__TRY IT__
Could you copy the records below exactly, leaving out any pictures?

[DATA SUPPLIED]

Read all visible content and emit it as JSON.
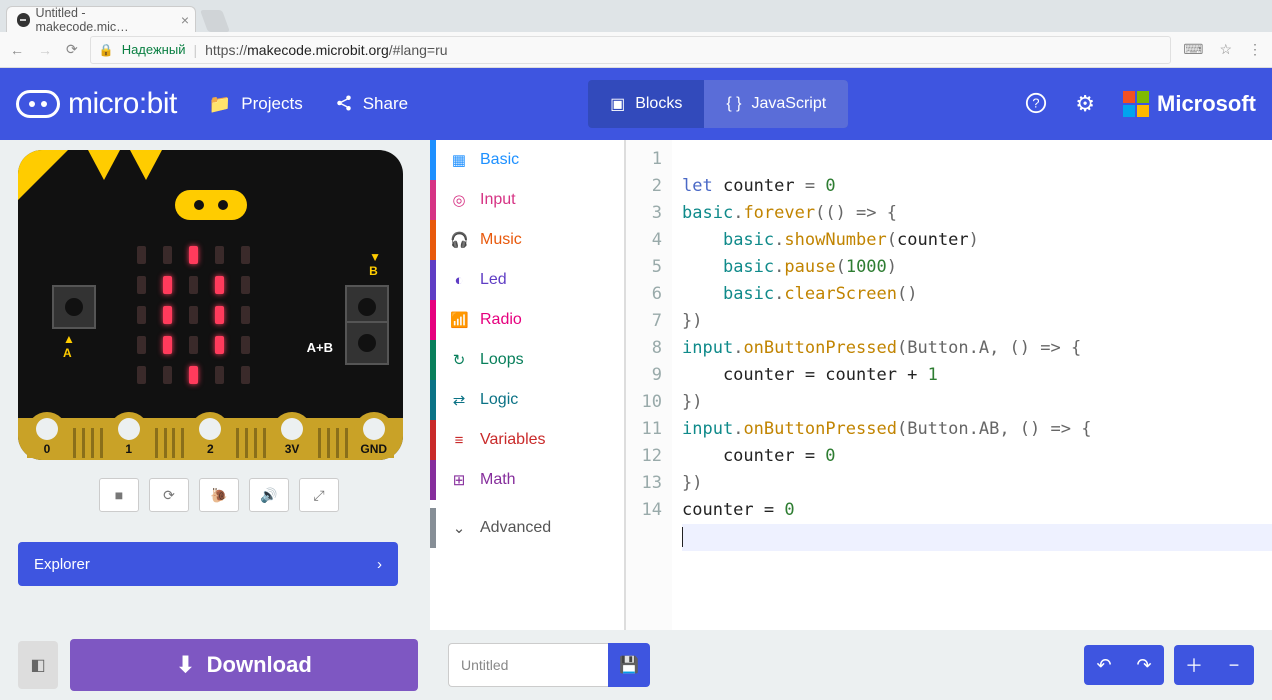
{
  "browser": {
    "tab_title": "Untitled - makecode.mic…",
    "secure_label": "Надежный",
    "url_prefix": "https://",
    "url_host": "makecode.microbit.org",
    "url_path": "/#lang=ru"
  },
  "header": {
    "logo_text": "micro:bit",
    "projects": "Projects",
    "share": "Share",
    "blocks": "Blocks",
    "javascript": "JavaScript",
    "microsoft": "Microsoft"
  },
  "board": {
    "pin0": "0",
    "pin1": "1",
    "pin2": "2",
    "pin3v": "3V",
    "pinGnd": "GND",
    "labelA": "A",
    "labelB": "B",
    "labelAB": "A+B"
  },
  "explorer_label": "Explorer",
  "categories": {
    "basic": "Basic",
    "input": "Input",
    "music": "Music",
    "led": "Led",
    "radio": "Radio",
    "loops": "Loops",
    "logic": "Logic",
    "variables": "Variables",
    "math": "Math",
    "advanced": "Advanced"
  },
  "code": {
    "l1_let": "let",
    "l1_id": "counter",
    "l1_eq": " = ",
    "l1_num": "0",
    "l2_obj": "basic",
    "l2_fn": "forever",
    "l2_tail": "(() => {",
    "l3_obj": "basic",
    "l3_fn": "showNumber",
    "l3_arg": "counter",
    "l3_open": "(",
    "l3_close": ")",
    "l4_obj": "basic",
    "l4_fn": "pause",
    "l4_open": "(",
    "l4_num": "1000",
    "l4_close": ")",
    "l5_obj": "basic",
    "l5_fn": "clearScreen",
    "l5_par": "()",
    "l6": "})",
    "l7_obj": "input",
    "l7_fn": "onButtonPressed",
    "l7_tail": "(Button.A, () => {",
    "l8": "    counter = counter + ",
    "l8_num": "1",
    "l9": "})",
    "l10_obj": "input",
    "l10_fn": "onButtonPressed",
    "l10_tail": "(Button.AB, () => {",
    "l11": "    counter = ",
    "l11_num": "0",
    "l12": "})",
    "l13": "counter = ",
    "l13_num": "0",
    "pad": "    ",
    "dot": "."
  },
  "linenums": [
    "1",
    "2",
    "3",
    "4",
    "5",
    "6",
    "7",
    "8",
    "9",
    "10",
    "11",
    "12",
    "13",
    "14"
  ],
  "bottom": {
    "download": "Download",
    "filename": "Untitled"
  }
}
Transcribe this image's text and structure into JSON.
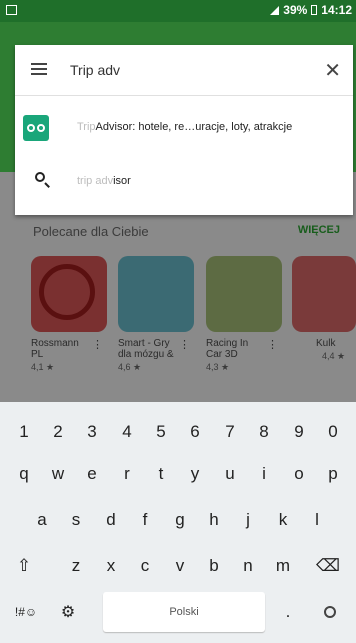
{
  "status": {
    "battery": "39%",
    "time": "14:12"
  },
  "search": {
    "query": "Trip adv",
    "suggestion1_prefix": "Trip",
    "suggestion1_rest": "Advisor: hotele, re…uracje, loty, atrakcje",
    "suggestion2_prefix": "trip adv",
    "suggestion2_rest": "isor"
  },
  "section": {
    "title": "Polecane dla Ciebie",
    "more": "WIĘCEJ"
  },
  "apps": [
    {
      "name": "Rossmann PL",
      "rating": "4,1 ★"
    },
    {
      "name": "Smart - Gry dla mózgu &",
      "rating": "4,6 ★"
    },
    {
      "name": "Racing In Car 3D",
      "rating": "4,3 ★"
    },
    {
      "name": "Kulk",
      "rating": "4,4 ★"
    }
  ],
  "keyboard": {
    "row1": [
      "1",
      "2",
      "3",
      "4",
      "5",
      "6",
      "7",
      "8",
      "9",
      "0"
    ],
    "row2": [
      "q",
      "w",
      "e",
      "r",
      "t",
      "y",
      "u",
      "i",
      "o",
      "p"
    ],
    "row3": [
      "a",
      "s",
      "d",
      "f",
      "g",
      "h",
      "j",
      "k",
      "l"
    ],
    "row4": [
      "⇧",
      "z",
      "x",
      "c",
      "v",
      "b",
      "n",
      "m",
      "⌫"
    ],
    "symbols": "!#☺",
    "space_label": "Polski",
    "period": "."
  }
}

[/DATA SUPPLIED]

__REPLY TO THE EXERCISE__
Read all visible content and emit it as JSON.
{
  "browser": {
    "tab_title": "Untitled - makecode.mic…",
    "secure_label": "Надежный",
    "url_prefix": "https://",
    "url_host": "makecode.microbit.org",
    "url_path": "/#lang=ru"
  },
  "header": {
    "logo_text": "micro:bit",
    "projects": "Projects",
    "share": "Share",
    "blocks": "Blocks",
    "javascript": "JavaScript",
    "microsoft": "Microsoft"
  },
  "board": {
    "pin0": "0",
    "pin1": "1",
    "pin2": "2",
    "pin3v": "3V",
    "pinGnd": "GND",
    "labelA": "A",
    "labelB": "B",
    "labelAB": "A+B"
  },
  "explorer_label": "Explorer",
  "categories": {
    "basic": "Basic",
    "input": "Input",
    "music": "Music",
    "led": "Led",
    "radio": "Radio",
    "loops": "Loops",
    "logic": "Logic",
    "variables": "Variables",
    "math": "Math",
    "advanced": "Advanced"
  },
  "code": {
    "l1_let": "let",
    "l1_id": "counter",
    "l1_eq": " = ",
    "l1_num": "0",
    "l2_obj": "basic",
    "l2_fn": "forever",
    "l2_tail": "(() => {",
    "l3_obj": "basic",
    "l3_fn": "showNumber",
    "l3_arg": "counter",
    "l3_open": "(",
    "l3_close": ")",
    "l4_obj": "basic",
    "l4_fn": "pause",
    "l4_open": "(",
    "l4_num": "1000",
    "l4_close": ")",
    "l5_obj": "basic",
    "l5_fn": "clearScreen",
    "l5_par": "()",
    "l6": "})",
    "l7_obj": "input",
    "l7_fn": "onButtonPressed",
    "l7_tail": "(Button.A, () => {",
    "l8": "    counter = counter + ",
    "l8_num": "1",
    "l9": "})",
    "l10_obj": "input",
    "l10_fn": "onButtonPressed",
    "l10_tail": "(Button.AB, () => {",
    "l11": "    counter = ",
    "l11_num": "0",
    "l12": "})",
    "l13": "counter = ",
    "l13_num": "0",
    "pad": "    ",
    "dot": "."
  },
  "linenums": [
    "1",
    "2",
    "3",
    "4",
    "5",
    "6",
    "7",
    "8",
    "9",
    "10",
    "11",
    "12",
    "13",
    "14"
  ],
  "bottom": {
    "download": "Download",
    "filename": "Untitled"
  }
}
Transcribe this image's text and structure into JSON.
{
  "status": {
    "battery": "39%",
    "time": "14:12"
  },
  "search": {
    "query": "Trip adv",
    "suggestion1_prefix": "Trip",
    "suggestion1_rest": "Advisor: hotele, re…uracje, loty, atrakcje",
    "suggestion2_prefix": "trip adv",
    "suggestion2_rest": "isor"
  },
  "section": {
    "title": "Polecane dla Ciebie",
    "more": "WIĘCEJ"
  },
  "apps": [
    {
      "name": "Rossmann PL",
      "rating": "4,1 ★"
    },
    {
      "name": "Smart - Gry dla mózgu &",
      "rating": "4,6 ★"
    },
    {
      "name": "Racing In Car 3D",
      "rating": "4,3 ★"
    },
    {
      "name": "Kulk",
      "rating": "4,4 ★"
    }
  ],
  "keyboard": {
    "row1": [
      "1",
      "2",
      "3",
      "4",
      "5",
      "6",
      "7",
      "8",
      "9",
      "0"
    ],
    "row2": [
      "q",
      "w",
      "e",
      "r",
      "t",
      "y",
      "u",
      "i",
      "o",
      "p"
    ],
    "row3": [
      "a",
      "s",
      "d",
      "f",
      "g",
      "h",
      "j",
      "k",
      "l"
    ],
    "row4": [
      "⇧",
      "z",
      "x",
      "c",
      "v",
      "b",
      "n",
      "m",
      "⌫"
    ],
    "symbols": "!#☺",
    "space_label": "Polski",
    "period": "."
  }
}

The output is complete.